Two of my fan interests sort of intersected* with a pair of articles I wrote last night, as I found myself looking at the Flash and Les Misérables in the late 1930s/early 1940s.
I review Orson Welles’ Les Misérables radio play over at Re-Reading Les Mis. Last weekend I stumbled on a cassette recording of the 1937 series, but since I don’t have anything portable to play cassettes on anymore, I went looking online, found it at the Internet Archive’s Old Time Radio collection, and listened to it on the way to and from work for several days. (I wish I hadn’t already used the Cassette…now I remember pun.)
A 1943 Flash comic book features Jay Garrick playing every role at once in a stage play, quick-change style, when the entire cast is quarantined for a measles outbreak. I’d recently updated the scans on an old post on the one-man team trope. The Disneyland outbreak made me think of the story, and I’ve posted a few scans at Speed Force.
*They’ve been intersecting all week, actually, since the actor playing Pied Piper on the Flash TV show is playing Marius on Broadway right now, and has been posting Les Mis-related stuff.
In the 1940s, comic book publishers would often re-purpose an old series to avoid postal fees for launching a new one. For example, the super-hero book All-Star Comics became All Star Western.

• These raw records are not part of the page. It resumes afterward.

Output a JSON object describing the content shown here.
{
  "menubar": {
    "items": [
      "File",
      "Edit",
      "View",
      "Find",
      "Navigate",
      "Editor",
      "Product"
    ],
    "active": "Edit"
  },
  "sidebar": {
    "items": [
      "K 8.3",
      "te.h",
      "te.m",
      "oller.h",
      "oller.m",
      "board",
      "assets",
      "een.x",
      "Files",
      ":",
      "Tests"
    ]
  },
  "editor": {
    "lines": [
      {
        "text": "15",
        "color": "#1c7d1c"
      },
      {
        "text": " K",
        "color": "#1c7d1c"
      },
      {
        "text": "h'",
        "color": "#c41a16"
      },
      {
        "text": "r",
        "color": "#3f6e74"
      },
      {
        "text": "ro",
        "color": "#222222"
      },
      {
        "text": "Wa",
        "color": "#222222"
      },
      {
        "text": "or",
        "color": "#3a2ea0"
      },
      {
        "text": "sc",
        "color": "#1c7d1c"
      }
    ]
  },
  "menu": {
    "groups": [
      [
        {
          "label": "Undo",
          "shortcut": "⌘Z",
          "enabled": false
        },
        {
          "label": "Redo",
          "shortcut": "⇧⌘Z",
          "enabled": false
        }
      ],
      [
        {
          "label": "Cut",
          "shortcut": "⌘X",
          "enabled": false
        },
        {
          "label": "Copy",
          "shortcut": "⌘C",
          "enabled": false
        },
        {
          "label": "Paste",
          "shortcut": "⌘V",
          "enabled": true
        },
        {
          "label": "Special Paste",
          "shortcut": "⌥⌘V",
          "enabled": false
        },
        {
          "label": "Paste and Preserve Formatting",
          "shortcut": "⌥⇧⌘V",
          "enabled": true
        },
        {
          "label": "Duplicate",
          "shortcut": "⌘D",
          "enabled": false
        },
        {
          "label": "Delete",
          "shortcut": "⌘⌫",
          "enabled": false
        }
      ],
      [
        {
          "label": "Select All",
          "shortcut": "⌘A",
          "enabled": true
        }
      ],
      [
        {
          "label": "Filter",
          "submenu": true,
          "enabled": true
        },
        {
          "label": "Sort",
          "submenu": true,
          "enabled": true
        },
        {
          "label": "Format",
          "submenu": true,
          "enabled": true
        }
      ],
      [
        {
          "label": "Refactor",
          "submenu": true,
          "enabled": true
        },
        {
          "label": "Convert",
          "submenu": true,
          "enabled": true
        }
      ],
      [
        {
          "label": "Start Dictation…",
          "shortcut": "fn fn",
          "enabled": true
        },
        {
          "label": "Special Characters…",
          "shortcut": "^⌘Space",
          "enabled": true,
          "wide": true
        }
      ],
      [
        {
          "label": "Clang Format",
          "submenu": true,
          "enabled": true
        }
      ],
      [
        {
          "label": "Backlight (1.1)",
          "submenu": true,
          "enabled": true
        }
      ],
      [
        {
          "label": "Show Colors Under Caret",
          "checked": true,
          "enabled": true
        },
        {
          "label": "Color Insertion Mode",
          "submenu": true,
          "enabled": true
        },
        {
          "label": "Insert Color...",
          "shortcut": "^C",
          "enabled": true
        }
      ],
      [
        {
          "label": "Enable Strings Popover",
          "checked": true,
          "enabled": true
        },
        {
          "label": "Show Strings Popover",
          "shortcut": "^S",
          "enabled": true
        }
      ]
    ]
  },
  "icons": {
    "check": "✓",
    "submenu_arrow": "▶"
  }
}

EC’s Moon Girl was infamous. It launched as a superhero title, became Moon Girl Fights Crime! by issue #7, and A Moon…A Girl…Romance with issue #9 as they tried to figure out just what genre audiences wanted.
Eventually it became Weird Fantasy, then Weird Science-Fantasy, then finished its run as Incredible Science-Fiction. It ended with the story, “Judgment Day,” an allegory against racism which the Comics Code Authority tried to censor.
I just read that someone’s reviving it. The original super-hero character has fallen into the public domain, and the new series, described as “‘The Dark Knight’ meets ‘Mad Men,” is being published through comiXology’s iPhone comics…60 years later.
The Comics Archives has launched its 2008 DC Archives Survey [edit: it’s since been taken offline]. Readers are asked which DC Archive books they own, and which series they would be likely to buy if new volumes were released next year. Results will be collated and sent to DC Editorial.
DC’s Archive line is their line of hardcover reprints on nice, glossy paper, usually following a character or team starting at the beginning of the series. DC has two sets of Flash archives right now:
The survey also asks about other reprint formats, including the paperback Chronicles series, the Omnibus series (hardcover, but lower-quality paper), and more thematic reprint sets (one suggestion is Flash: The Death of Iris Allen
So if, like me, you’re still hoping for that next volume of Golden Age Flash Archives—or any other classic DC book that hasn’t been reprinted in decades, if ever—stop on over and fill out the survey.
(via Comic Bloc Forums)
Newsarama reports that during the Q&A part of the DC Nation panel at this weekend’s Baltimore Comic-Con, a fan asked:
Are there more Legion, Flash or Justice League Archives coming? [VP of Sales Bob] Wayne said that when you get up to the issues that can be affordably bought by collectors the demand for the Archive Editions goes down.
Okay, this might apply to the Silver-Age material. The four Flash Archives books so far are up to Flash #132 (1962). When I was tracking down back-issues in the #133–140 range (the likely contents of a hypothetical book 5) about 6 or 7 years ago, I seem to remember finding reasonably good copies in the $5-15 range. (Better copies, of course, run into triple digits.)
But there’s still 8 years of Golden-Age material to cover, from 1942–1949: more than 75% of Jay Garrick’s solo run. And those books are much harder to find, with battered readers’ copies often selling for $40–150.
Moreover, those 8 years include the first appearances of every major Golden-Age Flash villain. Continue reading
Comic Coverage recently posted a humorous look at the role smoking had in the Golden-Age Flash’s origin. Jay Garrick was working late, took a cigarette break, and knocked over a beaker of “hard water.” Interestingly, later retellings of his origin downplayed and finally deleted the cigarette.
First, here are the original 1940 panels from Flash Comics #1 (copied from Comic Coverage), showing grad student Jay Garrick taking time out for a smoke:
Four decades later, in 1986, Secret Origins #9 would retell his origin. Mindful of the details, but also concerned about modern sensibilities about health, writer Roy Thomas kept the cigarette break, but added Jay thinking, “I know I should give up these things…”
A decade later, the cigarette had disappeared completely. Flash Secret Files #1 (1997) featured a condensed retelling of all three (at the time) Flashes’ origins, and this time, Jay simply succumbed to the hour and nodded off, dropping the beaker.
(Via Crimson Lightning)